> _WHAT YOU SHOULD DO_: Read through the entries below and copy each line where "تماس" turns up.

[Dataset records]

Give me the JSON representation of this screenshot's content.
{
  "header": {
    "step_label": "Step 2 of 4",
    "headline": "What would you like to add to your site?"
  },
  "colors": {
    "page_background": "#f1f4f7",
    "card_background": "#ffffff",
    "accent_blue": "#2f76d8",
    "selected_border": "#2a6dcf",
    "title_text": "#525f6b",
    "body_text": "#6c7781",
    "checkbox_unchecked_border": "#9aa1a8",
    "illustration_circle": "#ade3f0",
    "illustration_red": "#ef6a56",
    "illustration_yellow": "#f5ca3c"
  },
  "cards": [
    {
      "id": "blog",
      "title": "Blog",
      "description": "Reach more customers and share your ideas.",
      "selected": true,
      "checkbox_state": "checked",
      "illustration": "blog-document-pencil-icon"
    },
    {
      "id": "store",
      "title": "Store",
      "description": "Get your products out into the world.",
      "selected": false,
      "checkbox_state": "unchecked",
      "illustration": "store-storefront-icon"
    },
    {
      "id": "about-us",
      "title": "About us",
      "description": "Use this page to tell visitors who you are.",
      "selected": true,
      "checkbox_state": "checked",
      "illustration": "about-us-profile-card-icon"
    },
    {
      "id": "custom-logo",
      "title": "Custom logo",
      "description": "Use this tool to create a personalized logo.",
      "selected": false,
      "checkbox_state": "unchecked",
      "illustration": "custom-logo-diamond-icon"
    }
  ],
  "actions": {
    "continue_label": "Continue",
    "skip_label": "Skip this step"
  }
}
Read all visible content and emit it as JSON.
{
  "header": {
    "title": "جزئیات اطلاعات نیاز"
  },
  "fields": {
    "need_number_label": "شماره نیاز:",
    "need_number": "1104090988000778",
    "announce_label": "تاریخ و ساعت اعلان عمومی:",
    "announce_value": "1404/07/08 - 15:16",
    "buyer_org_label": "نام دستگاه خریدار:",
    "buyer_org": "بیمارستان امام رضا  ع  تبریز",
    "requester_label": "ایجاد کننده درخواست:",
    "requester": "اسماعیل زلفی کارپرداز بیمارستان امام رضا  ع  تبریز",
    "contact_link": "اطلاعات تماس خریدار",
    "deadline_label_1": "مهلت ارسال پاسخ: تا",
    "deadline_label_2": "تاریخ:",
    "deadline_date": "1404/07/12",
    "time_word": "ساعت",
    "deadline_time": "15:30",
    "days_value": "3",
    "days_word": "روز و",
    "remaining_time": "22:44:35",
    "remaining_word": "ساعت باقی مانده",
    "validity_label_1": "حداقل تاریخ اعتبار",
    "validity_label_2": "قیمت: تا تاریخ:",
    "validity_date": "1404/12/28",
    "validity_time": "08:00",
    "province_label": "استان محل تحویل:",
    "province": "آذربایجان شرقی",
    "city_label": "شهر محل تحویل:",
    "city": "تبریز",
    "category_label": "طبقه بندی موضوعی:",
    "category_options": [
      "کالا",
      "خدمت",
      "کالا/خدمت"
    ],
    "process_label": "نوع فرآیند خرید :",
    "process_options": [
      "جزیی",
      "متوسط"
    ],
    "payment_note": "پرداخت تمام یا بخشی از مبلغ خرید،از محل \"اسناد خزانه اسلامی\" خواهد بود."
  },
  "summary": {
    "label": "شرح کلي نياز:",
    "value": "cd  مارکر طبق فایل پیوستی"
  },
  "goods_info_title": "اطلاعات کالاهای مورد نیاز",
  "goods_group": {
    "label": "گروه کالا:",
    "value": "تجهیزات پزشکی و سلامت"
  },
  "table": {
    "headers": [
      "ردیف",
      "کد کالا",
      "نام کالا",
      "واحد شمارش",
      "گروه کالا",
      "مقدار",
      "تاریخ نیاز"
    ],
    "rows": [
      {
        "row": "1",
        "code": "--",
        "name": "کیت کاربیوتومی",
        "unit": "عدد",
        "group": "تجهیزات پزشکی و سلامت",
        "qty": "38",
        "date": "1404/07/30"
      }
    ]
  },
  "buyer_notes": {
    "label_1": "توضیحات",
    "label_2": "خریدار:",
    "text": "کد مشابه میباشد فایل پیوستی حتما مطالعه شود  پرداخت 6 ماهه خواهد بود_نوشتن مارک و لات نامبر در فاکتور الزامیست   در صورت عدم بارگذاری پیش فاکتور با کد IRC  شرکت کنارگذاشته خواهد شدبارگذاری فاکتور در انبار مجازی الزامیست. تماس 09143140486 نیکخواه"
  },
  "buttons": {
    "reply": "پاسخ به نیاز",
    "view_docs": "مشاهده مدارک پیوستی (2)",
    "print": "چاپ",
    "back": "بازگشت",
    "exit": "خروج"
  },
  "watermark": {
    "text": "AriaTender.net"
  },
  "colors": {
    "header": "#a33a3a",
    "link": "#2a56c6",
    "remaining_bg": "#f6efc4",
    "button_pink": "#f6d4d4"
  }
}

> _YOUR RESPONSE_:
    "contact_link": "اطلاعات تماس خریدار",
    "text": "کد مشابه میباشد فایل پیوستی حتما مطالعه شود  پرداخت 6 ماهه خواهد بود_نوشتن مارک و لات نامبر در فاکتور الزامیست   در صورت عدم بارگذاری پیش فاکتور با کد IRC  شرکت کنارگذاشته خواهد شدبارگذاری فاکتور در انبار مجازی الزامیست. تماس 09143140486 نیکخواه"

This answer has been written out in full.